One piece in the show that delighted older women at the opening reception was part of her Hag Series, which Ms. Hughes said was motivated by identity questions in aging women. In our culture, growing old and looking old are to be avoided at all costs, she said, and this “war on aging” has negative impacts on younger women as well as older ones.
In contemporary American culture, she said, the term “hag” is used to derogatorily describe an old woman. During a trip to Ireland about five years ago, Ms. Hughes learned of the Hag of Beara, an old, but ageless woman who was revered as a powerful healer. As she learned more about this mythical woman, Ms. Hughes changed her own attitudes toward aging, moving from fear to appreciation and celebration.
Returning home, she talked about the Myth of the Hag with her friends, and they were eager to change their views on hags, too. As she states in a note prepared for the exhibit:
“We’re beginning to imagine gathering in circles, which were the ancient paths of wisdom and can be the gate into the future. The Circle is the Gate.”
Her mixed-media Hag painting features gauze and burlap hag shapes in muted shades of browns, tans, yellows, and whites against a geometrical background. It is a soft, misty, look at women and their relationships, soothing and appealing.
Women and men of all ages are invited to take a cut-out burlap hag from a basket adjacent to the painting, write something important to them on it, and attach it to a collection of hags by the side of the painting. It was an effective way of drawing the viewer to the artwork and aiding their understanding of the purpose of the Hag Series.
Another group, the Egg Series, emerged from Ms. Hughes’s concerns about the harvesting and sale of women’s eggs to be fertilized and implanted in women who are not otherwise able to become pregnant.
Women are paid for their eggs, which exploits vulnerable women in need, she said, and the process can be dangerous, resulting in health problems and even death. Not enough research has been done, Ms. Hughes said, to ensure the safety of the procedure for all concerned.
Two Egg paintings, of about six or eight, are included in the exhibit. Using a similar color palette of browns, yellows, golds, and whites, she shows the eggs, some breaking, looking a bit like chicken eggs, the yolk dripping down.
Another painting represents her Seeds Series. Called “Seeds of…,” it is a response to the situation in Darfur, the genocide, violence against women and children, hunger, and poverty. It asks “what are we sowing, peace or violence?” and “what are we reaping, hope or despair?” This work is also interactive, and visitors may write their own thoughts on a scrap of fabric and attach it directly to the painting, using a wire or tiny clothespin.
Several other series address other social issues. Visitors may learn a lot about topics they may not have done much thinking about before. But even if they just stand back and look at these beautiful pieces, they will be moved.

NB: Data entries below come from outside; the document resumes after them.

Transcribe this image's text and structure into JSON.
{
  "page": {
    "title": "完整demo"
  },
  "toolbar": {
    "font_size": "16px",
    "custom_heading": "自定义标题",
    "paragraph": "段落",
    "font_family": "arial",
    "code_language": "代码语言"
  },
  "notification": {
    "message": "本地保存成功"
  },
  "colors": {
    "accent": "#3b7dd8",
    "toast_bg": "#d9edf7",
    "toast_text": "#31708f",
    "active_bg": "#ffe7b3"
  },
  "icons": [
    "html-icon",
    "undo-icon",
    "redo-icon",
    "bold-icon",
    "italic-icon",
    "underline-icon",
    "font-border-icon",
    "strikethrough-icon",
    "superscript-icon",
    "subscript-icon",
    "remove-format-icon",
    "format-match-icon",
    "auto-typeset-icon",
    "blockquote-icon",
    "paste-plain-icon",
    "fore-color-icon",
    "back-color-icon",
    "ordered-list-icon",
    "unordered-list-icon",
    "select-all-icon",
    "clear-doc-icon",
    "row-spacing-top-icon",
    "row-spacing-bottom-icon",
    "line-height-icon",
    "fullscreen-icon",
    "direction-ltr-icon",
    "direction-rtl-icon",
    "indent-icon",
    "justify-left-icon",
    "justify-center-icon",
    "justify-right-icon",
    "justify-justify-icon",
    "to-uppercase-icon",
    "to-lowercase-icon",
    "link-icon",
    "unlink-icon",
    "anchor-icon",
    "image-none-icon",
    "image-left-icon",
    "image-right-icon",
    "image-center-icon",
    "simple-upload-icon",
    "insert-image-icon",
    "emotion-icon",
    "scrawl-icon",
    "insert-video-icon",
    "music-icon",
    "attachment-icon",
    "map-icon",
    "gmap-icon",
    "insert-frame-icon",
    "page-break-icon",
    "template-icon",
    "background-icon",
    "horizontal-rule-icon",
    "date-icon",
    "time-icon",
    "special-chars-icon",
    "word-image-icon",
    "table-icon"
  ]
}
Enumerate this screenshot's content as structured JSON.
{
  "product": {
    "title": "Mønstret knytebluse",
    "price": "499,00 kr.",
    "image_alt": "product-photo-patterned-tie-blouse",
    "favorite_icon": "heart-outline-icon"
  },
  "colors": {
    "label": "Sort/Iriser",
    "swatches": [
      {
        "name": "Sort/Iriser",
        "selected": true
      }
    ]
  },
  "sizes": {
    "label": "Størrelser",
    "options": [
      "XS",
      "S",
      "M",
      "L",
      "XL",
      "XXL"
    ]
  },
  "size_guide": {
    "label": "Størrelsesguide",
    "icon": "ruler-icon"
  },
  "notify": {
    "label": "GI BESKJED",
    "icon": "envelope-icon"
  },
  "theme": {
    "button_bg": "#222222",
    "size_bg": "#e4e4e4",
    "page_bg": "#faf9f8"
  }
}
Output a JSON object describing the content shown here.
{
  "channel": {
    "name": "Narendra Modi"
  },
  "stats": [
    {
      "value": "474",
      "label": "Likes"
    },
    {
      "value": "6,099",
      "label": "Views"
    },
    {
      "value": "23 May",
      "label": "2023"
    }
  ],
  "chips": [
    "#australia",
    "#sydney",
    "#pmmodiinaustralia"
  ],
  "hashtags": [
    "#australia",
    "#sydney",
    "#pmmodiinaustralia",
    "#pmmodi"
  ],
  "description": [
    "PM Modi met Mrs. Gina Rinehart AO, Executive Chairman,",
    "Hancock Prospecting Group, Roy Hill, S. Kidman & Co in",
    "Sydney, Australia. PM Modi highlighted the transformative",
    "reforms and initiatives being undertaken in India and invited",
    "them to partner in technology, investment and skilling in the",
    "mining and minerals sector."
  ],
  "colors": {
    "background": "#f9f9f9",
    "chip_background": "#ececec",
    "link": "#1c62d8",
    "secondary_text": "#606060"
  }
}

Ms. Hughes lives in Yarmouthport and her work has been shown on Cape Cod, in Boston, New York City, the San Francisco Bay Area, and Ireland.